The latest opinion of the majority of the sea ice modeling scientists was published in Realclimate April 2012 (Arctic Sea Ice Volume: PIOMAS, Prediction, and the Perils of Extrapolation). They are sticking to their linear projections giving a very large range of 2040 -2100 which is still many decades later than the earliest minority projections. They do so despite the factb that they acknowledge their models do not account the various non linear factors on sea ice decline. They do not accept that the sea ice volume is reliable in projecting extent loss.
But when will the Arctic be ice free then? The answer will have to come from fully coupled climate models.
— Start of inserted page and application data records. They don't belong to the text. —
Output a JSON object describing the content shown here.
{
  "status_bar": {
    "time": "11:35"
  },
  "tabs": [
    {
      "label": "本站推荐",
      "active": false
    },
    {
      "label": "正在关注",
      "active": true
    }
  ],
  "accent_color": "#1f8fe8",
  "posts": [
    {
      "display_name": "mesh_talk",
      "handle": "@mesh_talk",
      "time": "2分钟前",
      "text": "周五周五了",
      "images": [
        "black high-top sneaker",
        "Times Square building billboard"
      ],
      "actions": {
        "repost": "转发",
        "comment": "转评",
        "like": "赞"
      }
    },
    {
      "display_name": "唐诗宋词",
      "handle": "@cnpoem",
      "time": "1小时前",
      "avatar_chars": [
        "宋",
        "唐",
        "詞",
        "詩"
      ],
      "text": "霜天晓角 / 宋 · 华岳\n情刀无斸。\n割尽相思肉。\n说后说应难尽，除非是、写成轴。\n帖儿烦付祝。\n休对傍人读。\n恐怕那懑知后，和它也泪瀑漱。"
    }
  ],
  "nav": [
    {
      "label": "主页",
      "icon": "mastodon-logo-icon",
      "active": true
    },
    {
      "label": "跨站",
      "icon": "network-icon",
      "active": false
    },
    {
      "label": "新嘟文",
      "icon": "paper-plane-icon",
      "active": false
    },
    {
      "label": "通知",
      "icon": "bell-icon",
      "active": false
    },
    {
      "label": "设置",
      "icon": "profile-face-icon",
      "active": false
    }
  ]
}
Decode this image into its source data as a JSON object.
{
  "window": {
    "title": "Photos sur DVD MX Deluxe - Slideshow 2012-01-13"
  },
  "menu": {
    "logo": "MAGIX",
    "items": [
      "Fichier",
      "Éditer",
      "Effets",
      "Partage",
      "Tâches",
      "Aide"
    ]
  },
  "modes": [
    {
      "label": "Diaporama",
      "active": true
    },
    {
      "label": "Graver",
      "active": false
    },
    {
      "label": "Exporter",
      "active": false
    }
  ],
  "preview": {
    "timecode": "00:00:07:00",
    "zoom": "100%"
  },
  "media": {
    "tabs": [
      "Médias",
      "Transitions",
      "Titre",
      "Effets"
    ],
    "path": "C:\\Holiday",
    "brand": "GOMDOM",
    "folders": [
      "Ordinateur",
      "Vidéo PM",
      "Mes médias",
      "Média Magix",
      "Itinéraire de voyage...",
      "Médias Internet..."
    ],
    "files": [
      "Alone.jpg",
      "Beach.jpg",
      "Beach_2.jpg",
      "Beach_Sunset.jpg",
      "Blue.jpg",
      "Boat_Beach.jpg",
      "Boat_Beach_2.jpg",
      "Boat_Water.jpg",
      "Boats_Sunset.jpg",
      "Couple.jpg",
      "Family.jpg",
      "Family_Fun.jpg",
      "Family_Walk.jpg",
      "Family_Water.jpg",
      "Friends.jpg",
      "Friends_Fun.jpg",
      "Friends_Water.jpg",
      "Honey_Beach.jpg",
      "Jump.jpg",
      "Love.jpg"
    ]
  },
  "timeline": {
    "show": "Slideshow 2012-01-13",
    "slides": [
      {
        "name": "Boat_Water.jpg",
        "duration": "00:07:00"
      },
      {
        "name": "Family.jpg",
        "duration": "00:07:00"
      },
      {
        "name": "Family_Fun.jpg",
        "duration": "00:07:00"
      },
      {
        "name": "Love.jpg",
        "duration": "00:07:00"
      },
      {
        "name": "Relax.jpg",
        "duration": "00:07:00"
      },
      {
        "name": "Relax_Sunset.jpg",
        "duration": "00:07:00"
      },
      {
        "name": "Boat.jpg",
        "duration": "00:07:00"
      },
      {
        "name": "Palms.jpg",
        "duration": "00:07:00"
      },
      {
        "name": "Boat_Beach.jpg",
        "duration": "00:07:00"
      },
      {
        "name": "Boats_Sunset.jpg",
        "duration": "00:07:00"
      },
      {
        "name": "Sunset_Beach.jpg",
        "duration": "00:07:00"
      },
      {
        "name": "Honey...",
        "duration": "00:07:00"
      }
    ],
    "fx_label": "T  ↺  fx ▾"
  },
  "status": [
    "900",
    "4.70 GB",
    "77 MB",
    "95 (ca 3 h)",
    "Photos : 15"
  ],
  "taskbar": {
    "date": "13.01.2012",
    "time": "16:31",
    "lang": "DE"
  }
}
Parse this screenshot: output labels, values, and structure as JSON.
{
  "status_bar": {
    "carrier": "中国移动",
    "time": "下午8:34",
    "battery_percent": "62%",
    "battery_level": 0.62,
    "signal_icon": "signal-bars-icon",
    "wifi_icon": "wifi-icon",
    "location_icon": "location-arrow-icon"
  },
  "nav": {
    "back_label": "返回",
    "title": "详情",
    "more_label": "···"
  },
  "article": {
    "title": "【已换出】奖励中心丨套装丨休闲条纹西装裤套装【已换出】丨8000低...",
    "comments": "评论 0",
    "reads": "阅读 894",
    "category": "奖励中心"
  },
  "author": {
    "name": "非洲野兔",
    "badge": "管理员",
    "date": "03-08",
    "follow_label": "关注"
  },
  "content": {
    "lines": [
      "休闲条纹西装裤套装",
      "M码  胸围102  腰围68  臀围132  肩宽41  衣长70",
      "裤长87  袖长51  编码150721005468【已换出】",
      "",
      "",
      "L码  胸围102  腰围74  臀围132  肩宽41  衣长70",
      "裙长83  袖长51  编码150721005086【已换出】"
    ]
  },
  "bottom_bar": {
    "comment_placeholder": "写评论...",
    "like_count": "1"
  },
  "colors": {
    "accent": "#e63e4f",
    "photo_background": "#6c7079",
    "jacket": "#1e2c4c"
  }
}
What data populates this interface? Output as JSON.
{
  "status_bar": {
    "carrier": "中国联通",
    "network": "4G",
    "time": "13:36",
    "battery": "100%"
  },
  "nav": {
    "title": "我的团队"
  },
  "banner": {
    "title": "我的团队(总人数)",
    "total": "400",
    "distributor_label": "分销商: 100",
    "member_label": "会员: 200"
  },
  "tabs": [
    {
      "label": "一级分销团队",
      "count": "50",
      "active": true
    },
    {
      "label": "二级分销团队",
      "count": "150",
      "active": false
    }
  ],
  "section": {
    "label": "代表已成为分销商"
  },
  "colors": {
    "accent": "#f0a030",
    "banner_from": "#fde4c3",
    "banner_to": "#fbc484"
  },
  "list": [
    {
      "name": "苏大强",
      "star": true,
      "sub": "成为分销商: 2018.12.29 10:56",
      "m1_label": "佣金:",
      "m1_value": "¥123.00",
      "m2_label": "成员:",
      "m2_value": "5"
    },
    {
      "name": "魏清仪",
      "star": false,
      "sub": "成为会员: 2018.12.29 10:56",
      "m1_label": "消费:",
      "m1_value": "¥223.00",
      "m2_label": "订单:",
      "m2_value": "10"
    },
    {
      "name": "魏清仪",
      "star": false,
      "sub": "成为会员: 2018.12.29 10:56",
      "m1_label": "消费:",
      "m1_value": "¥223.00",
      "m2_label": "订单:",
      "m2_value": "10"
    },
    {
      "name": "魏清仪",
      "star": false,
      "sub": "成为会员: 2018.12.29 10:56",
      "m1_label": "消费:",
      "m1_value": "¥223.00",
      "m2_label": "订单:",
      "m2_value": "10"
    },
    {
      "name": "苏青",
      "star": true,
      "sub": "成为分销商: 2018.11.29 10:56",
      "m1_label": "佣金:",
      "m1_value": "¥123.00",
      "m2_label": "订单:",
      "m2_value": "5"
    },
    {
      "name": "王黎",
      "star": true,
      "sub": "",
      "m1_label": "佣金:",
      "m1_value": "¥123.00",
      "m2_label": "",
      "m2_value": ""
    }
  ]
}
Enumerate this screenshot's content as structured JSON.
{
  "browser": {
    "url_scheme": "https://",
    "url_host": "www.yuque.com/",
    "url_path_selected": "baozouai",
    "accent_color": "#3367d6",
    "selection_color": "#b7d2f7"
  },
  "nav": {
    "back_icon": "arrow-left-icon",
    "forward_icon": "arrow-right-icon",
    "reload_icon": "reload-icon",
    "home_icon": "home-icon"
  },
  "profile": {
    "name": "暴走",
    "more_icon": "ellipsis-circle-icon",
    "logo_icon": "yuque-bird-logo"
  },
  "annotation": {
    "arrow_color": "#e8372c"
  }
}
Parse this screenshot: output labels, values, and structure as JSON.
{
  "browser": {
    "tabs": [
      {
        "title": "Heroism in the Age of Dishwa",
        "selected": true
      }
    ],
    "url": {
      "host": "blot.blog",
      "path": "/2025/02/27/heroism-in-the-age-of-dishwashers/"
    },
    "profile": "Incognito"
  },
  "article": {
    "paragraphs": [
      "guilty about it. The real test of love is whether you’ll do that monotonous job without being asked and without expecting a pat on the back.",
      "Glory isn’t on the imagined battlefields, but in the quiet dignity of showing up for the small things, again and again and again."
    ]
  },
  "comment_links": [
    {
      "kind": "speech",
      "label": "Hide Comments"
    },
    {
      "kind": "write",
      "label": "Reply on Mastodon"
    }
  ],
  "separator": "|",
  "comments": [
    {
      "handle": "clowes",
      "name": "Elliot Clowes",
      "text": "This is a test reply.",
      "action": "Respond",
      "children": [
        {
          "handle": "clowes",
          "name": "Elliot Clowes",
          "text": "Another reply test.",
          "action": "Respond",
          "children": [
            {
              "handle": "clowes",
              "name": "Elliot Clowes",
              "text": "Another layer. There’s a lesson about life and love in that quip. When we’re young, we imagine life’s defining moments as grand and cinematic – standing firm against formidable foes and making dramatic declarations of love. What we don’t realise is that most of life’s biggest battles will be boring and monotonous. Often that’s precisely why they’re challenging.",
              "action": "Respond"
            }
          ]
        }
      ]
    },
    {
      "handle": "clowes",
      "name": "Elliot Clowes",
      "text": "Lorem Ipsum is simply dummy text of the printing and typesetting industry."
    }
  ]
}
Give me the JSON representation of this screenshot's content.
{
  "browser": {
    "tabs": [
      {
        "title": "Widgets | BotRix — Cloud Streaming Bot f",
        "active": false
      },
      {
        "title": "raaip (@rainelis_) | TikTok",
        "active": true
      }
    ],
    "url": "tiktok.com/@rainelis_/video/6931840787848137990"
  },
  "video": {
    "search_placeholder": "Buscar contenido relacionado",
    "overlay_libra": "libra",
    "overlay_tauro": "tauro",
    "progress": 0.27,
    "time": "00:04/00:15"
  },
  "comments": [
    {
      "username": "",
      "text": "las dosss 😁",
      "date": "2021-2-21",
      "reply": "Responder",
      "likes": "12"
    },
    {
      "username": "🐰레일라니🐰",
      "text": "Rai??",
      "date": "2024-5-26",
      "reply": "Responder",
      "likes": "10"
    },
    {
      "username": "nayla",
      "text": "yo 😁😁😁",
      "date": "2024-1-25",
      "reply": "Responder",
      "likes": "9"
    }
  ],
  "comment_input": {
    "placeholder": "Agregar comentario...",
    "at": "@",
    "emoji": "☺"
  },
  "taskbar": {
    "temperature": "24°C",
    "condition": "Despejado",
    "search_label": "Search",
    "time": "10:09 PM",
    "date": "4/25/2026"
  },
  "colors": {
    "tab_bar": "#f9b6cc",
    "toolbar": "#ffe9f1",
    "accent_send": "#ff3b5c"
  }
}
Only they can account for the non-linear behavior of the trajectory of the sea ice evolution and put longer term changes in the context of expected natural variability. The sea ice simulations in the CMIP5 models are currently being analyzed. This analysis will reveal new insights about model biases, their causes, and about the role of natural variability in long-term change.It is possible that this analysis will change the predicted timing of the “ice free summers” but large uncertainties will likely remain. Until then, we believe, we need to let science run its course and let previous model-based predictions of somewhere between “2040 and 2100″ stand”.
This is indeed an extraordinary anti-precuationary approach to take on such a crucial issue as the rate of loss of Arctic sea ice albedo.
The latest 2012 Arctic sea ice decline points to the rashness of this judgement. Up to May-June sea ice extent had been tarcking the long term average, but then suddently dropped and now is tracking below the 2007 record extent loss. PIOMAS volume shows a steady loss tracking just below the record 2011 volume loss.
Improvement in simulation of Eurasian winter climate variability Dec 2012 gives some sense of the problems with the sea ice models